No on Prop 32: Stop the Special Exemptions Act

The single most dangerous measure on the state ballot this November is Proposition 32. Backers of the so-called “Stop Special Interest Money Now Act” claim it is a “simple, fair, and balanced solution” to the problem of big money in Sacramento.

The truth is, it does the opposite. While shutting public employees out of elections, the measure re-writes the rules in favor of big corporations and the super-wealthy, giving them special exemptions to spend unlimited amounts of money in elections.

Meanwhile it targets and limits the voices of working families to speak on issues like maintaining public services, stopping foreclosures and closing tax loopholes that favor the wealthiest.

Trudy Shafer of the League of Women Voters pointed out that Prop. 32 “is not what it seems and will hurt everyday Californians.” Derek Cressman of California Common Cause says that the measure exempts a “whole host of companies and major political donors.”

The measureexempts secretive Super PACs,which canraise unlimited amounts of moneyfrom Wall Street investment firms, hedge funds, insurance companies, and billionaires. Meanwhile, it prohibits union members from making voluntary contributions (collected via payroll deduction) to candidates. While the initiative blocks corporations from using payroll deduction for political spending, very few corporations use payroll deductions, so the provision will not apply to most businesses. 
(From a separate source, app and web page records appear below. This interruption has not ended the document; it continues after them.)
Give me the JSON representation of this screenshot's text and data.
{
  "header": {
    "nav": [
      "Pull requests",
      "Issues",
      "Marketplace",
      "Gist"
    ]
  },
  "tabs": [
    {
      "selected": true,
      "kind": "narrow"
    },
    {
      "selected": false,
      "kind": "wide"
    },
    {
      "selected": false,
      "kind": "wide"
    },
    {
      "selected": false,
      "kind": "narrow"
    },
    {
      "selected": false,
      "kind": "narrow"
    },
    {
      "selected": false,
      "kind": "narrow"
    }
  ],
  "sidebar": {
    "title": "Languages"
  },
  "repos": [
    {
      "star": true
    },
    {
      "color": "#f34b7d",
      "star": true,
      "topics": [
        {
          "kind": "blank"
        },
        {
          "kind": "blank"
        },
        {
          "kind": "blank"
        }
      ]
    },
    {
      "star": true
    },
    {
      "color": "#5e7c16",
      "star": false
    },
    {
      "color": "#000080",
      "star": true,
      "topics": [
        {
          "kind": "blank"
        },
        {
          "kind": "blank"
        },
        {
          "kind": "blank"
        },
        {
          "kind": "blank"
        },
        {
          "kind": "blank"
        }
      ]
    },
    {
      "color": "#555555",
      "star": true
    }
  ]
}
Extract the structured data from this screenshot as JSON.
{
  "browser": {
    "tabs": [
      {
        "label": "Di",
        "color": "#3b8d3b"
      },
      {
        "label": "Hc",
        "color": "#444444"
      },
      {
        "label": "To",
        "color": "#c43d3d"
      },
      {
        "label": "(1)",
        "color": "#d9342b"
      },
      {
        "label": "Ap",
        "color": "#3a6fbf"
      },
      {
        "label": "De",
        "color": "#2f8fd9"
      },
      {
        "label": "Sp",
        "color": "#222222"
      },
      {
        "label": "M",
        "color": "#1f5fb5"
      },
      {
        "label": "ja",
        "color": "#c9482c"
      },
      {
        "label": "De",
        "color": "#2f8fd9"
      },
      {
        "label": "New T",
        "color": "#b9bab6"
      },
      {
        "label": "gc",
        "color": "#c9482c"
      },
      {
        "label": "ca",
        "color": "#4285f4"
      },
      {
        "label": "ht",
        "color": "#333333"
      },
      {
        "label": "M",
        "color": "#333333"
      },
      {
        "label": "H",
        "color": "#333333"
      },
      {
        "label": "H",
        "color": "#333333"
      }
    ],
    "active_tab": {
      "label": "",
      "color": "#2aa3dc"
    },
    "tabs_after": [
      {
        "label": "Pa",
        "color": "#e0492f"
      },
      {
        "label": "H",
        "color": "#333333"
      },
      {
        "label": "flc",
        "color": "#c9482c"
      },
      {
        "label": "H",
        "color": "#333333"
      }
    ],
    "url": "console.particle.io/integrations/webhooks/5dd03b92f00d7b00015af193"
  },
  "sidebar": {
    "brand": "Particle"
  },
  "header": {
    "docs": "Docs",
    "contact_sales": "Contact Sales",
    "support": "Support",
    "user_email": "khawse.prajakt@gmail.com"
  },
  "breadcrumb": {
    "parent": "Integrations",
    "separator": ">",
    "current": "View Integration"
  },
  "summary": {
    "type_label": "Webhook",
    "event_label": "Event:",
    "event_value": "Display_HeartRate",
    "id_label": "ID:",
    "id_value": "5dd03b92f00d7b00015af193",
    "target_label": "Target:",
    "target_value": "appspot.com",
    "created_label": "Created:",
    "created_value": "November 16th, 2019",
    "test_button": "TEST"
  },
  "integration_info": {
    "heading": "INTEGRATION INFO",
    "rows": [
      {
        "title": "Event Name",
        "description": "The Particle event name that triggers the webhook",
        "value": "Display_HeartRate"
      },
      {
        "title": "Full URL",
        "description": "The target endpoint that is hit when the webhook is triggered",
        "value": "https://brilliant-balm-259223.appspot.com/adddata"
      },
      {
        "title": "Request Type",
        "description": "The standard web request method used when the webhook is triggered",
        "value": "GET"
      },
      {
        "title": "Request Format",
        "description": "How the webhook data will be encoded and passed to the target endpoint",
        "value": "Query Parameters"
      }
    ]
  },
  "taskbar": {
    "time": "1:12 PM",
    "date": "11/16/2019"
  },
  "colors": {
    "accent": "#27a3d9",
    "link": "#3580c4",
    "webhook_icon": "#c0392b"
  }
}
More than 100 Local 21 members have already signed commitment cards to volunteer one evening or one weekend afternoon, contacting friendly voters to educate them about the measure. Join us by contacting Political and Policy Director, Rachel Richman. Read moreabout Proposition 32, and visit our website for a list of endorsements to date.